───── Material provided ─────

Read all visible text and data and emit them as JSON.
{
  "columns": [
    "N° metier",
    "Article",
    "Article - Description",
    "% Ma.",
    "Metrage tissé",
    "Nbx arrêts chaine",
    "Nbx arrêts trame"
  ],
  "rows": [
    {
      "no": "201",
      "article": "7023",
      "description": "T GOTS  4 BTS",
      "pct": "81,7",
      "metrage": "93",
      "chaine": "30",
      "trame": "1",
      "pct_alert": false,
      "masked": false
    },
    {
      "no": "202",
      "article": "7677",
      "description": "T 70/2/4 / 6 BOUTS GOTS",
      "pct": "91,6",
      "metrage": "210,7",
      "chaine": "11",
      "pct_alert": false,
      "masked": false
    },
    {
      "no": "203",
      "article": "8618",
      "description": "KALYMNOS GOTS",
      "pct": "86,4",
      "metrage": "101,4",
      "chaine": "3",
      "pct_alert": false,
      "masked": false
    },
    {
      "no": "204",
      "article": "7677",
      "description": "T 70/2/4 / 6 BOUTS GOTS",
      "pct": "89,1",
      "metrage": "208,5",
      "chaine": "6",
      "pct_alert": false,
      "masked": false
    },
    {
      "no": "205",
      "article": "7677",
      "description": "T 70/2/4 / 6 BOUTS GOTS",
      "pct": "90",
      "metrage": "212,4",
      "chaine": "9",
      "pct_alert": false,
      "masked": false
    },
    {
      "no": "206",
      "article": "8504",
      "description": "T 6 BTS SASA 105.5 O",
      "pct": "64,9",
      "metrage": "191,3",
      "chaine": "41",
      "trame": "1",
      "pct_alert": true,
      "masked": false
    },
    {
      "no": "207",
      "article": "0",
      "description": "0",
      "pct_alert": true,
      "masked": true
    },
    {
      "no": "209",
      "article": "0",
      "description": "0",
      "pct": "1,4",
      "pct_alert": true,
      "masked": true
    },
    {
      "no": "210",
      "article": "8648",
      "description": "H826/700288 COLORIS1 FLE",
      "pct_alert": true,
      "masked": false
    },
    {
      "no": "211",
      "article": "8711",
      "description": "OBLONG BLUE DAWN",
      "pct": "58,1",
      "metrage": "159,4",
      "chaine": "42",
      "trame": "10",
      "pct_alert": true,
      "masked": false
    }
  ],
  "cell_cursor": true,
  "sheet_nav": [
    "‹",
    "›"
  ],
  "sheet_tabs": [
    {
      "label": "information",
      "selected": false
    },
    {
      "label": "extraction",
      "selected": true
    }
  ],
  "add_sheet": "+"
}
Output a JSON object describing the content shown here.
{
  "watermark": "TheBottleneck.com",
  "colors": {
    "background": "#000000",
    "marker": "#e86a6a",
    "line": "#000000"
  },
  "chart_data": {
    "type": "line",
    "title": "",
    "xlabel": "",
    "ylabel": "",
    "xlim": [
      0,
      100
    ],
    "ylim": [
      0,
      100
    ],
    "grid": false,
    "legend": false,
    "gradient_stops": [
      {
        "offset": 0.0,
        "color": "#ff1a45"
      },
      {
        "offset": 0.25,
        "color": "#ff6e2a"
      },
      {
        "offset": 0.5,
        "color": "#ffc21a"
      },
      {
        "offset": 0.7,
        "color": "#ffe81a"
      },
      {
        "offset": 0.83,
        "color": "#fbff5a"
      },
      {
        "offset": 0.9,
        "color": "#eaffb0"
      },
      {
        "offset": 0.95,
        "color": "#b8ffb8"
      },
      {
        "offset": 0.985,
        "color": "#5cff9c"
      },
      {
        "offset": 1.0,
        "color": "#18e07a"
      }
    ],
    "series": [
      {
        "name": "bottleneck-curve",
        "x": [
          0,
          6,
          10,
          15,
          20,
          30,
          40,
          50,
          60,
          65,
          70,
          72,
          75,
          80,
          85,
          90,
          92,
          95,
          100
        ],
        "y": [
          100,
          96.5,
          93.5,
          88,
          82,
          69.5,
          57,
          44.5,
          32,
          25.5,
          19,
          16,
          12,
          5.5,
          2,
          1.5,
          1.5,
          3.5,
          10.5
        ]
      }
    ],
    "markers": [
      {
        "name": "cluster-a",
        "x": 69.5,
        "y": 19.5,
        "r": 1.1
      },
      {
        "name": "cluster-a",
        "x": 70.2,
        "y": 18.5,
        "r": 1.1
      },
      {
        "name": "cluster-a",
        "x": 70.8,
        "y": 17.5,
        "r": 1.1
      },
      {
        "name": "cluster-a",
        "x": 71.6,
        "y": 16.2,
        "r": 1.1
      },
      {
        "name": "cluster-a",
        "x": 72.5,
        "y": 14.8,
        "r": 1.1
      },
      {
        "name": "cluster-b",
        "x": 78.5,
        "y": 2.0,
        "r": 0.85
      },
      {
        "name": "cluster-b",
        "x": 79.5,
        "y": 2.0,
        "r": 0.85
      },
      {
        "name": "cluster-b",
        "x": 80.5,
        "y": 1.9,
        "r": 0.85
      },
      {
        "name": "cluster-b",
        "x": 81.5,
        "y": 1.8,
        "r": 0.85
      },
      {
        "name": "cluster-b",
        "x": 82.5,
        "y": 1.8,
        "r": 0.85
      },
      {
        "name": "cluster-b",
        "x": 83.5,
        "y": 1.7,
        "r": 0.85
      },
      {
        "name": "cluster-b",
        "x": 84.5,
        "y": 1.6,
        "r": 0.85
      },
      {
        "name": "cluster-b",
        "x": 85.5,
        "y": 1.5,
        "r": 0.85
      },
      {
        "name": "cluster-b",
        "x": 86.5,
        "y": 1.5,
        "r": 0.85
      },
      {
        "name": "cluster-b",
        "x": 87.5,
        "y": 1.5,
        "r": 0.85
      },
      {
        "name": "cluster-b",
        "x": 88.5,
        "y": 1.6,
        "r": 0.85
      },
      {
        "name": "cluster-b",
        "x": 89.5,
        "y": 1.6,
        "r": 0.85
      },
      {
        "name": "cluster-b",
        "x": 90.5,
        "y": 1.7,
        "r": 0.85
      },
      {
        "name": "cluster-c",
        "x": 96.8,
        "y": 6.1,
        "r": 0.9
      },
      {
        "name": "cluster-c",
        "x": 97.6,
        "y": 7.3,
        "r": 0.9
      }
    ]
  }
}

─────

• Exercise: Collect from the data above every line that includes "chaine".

• Result of this exercise:
    "Nbx arrêts chaine",
      "chaine": "30",
      "chaine": "11",
      "chaine": "3",
      "chaine": "6",
      "chaine": "9",
      "chaine": "41",
      "chaine": "42",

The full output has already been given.